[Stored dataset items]
•••••

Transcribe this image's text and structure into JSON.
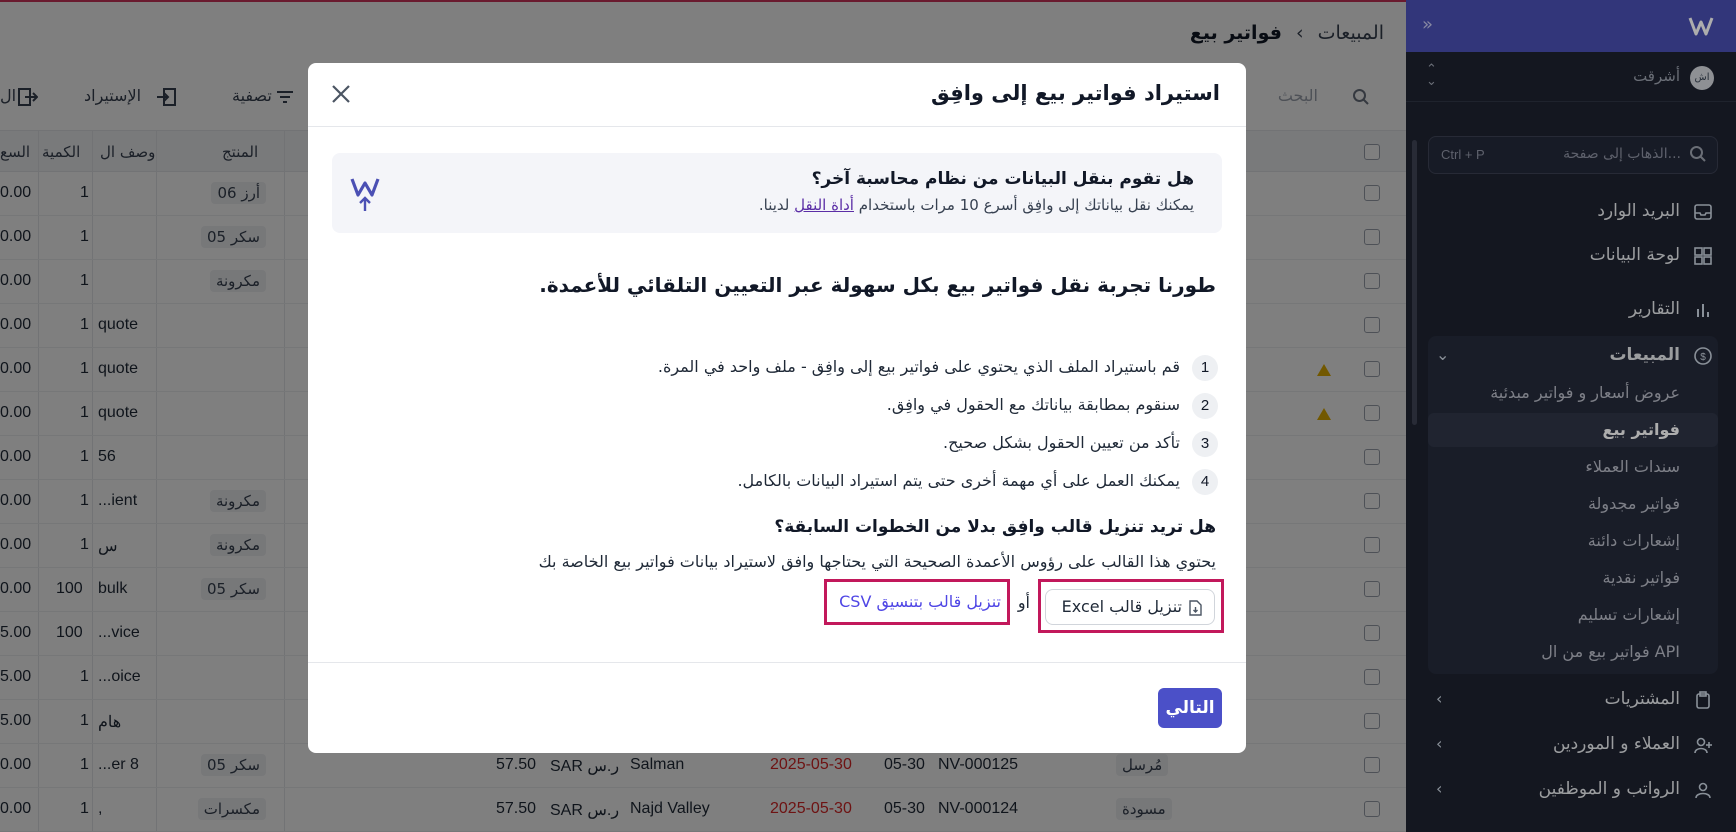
{
  "sidebar": {
    "company": "أشرقت",
    "avatar_text": "اش",
    "search_placeholder": "الذهاب إلى صفحة...",
    "search_shortcut": "Ctrl + P",
    "items": [
      {
        "label": "البريد الوارد",
        "icon": "inbox-icon"
      },
      {
        "label": "لوحة البيانات",
        "icon": "dashboard-icon"
      },
      {
        "label": "التقارير",
        "icon": "reports-icon"
      },
      {
        "label": "المبيعات",
        "icon": "sales-icon"
      }
    ],
    "sales_subitems": [
      {
        "label": "عروض أسعار و فواتير مبدئية"
      },
      {
        "label": "فواتير بيع",
        "active": true
      },
      {
        "label": "سندات العملاء"
      },
      {
        "label": "فواتير مجدولة"
      },
      {
        "label": "إشعارات دائنة"
      },
      {
        "label": "فواتير نقدية"
      },
      {
        "label": "إشعارات تسليم"
      },
      {
        "label": "فواتير بيع من ال API"
      }
    ],
    "bottom_items": [
      {
        "label": "المشتريات",
        "icon": "purchases-icon"
      },
      {
        "label": "العملاء و الموردين",
        "icon": "contacts-icon"
      },
      {
        "label": "الرواتب و الموظفين",
        "icon": "payroll-icon"
      }
    ]
  },
  "main": {
    "breadcrumb": {
      "parent": "المبيعات",
      "current": "فواتير بيع"
    },
    "toolbar": {
      "search": "البحث",
      "filter": "تصفية",
      "import": "الإستيراد",
      "export": "ال"
    },
    "columns": {
      "product": "المنتج",
      "description": "وصف ال",
      "quantity": "الكمية",
      "price": "السع"
    },
    "rows": [
      {
        "price": "0.00",
        "qty": "1",
        "desc": "",
        "product": "06 أرز"
      },
      {
        "price": "0.00",
        "qty": "1",
        "desc": "",
        "product": "05 سكر"
      },
      {
        "price": "0.00",
        "qty": "1",
        "desc": "",
        "product": "مكرونة"
      },
      {
        "price": "0.00",
        "qty": "1",
        "desc": "quote",
        "product": ""
      },
      {
        "price": "0.00",
        "qty": "1",
        "desc": "quote",
        "product": ""
      },
      {
        "price": "0.00",
        "qty": "1",
        "desc": "quote",
        "product": ""
      },
      {
        "price": "0.00",
        "qty": "1",
        "desc": "56",
        "product": ""
      },
      {
        "price": "0.00",
        "qty": "1",
        "desc": "...ient",
        "product": "مكرونة"
      },
      {
        "price": "0.00",
        "qty": "1",
        "desc": "س",
        "product": "مكرونة"
      },
      {
        "price": "0.00",
        "qty": "100",
        "desc": "bulk",
        "product": "05 سكر"
      },
      {
        "price": "5.00",
        "qty": "100",
        "desc": "...vice",
        "product": ""
      },
      {
        "price": "5.00",
        "qty": "1",
        "desc": "...oice",
        "product": ""
      },
      {
        "price": "5.00",
        "qty": "1",
        "desc": "هام",
        "product": ""
      },
      {
        "price": "0.00",
        "qty": "1",
        "desc": "...er 8",
        "product": "05 سكر",
        "amount": "57.50",
        "currency": "SAR ر.س",
        "customer": "Salman",
        "date": "2025-05-30",
        "due": "05-30",
        "number": "NV-000125",
        "status": "مُرسل"
      },
      {
        "price": "0.00",
        "qty": "1",
        "desc": ",",
        "product": "مكسرات",
        "amount": "57.50",
        "currency": "SAR ر.س",
        "customer": "Najd Valley",
        "date": "2025-05-30",
        "due": "05-30",
        "number": "NV-000124",
        "status": "مسودة"
      }
    ],
    "warning_color": "#e5b100",
    "accent": "#4b50c8"
  },
  "modal": {
    "title": "استيراد فواتير بيع إلى وافِق",
    "banner_question": "هل تقوم بنقل البيانات من نظام محاسبة آخر؟",
    "banner_text_before": "يمكنك نقل بياناتك إلى وافِق أسرع 10 مرات باستخدام ",
    "banner_link": "أداة النقل",
    "banner_text_after": " لدينا.",
    "heading": "طورنا تجربة نقل فواتير بيع بكل سهولة عبر التعيين التلقائي للأعمدة.",
    "steps": [
      {
        "num": "1",
        "text": "قم باستيراد الملف الذي يحتوي على فواتير بيع إلى وافِق - ملف واحد في المرة."
      },
      {
        "num": "2",
        "text": "سنقوم بمطابقة بياناتك مع الحقول في وافِق."
      },
      {
        "num": "3",
        "text": "تأكد من تعيين الحقول بشكل صحيح."
      },
      {
        "num": "4",
        "text": "يمكنك العمل على أي مهمة أخرى حتى يتم استيراد البيانات بالكامل."
      }
    ],
    "template_question": "هل تريد تنزيل قالب وافِق بدلا من الخطوات السابقة؟",
    "template_desc": "يحتوي هذا القالب على رؤوس الأعمدة الصحيحة التي يحتاجها وافق لاستيراد بيانات فواتير بيع الخاصة بك",
    "excel_label": "تنزيل قالب Excel",
    "or_label": "أو",
    "csv_label": "تنزيل قالب بتنسيق CSV",
    "next_label": "التالي",
    "highlight_color": "#c2185b"
  }
}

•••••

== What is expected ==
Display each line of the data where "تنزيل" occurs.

== Problem solution ==
    "template_question": "هل تريد تنزيل قالب وافِق بدلا من الخطوات السابقة؟",
    "excel_label": "تنزيل قالب Excel",
    "csv_label": "تنزيل قالب بتنسيق CSV",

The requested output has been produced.